Instructions to follow> Please repeat each of the records that follow, exactly as written.

(Items from an interface collection)

....

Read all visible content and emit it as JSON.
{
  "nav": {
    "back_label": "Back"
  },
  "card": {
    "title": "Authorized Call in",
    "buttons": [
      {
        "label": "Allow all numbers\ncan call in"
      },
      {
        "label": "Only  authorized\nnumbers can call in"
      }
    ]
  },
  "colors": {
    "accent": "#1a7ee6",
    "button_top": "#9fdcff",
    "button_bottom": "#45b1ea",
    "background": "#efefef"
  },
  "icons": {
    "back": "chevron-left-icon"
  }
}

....

Answer section>
Read all visible content and emit it as JSON.
{
  "nav": {
    "back_label": "Back"
  },
  "card": {
    "title": "Authorized Call in",
    "buttons": [
      {
        "label": "Allow all numbers\ncan call in"
      },
      {
        "label": "Only  authorized\nnumbers can call in"
      }
    ]
  },
  "colors": {
    "accent": "#1a7ee6",
    "button_top": "#9fdcff",
    "button_bottom": "#45b1ea",
    "background": "#efefef"
  },
  "icons": {
    "back": "chevron-left-icon"
  }
}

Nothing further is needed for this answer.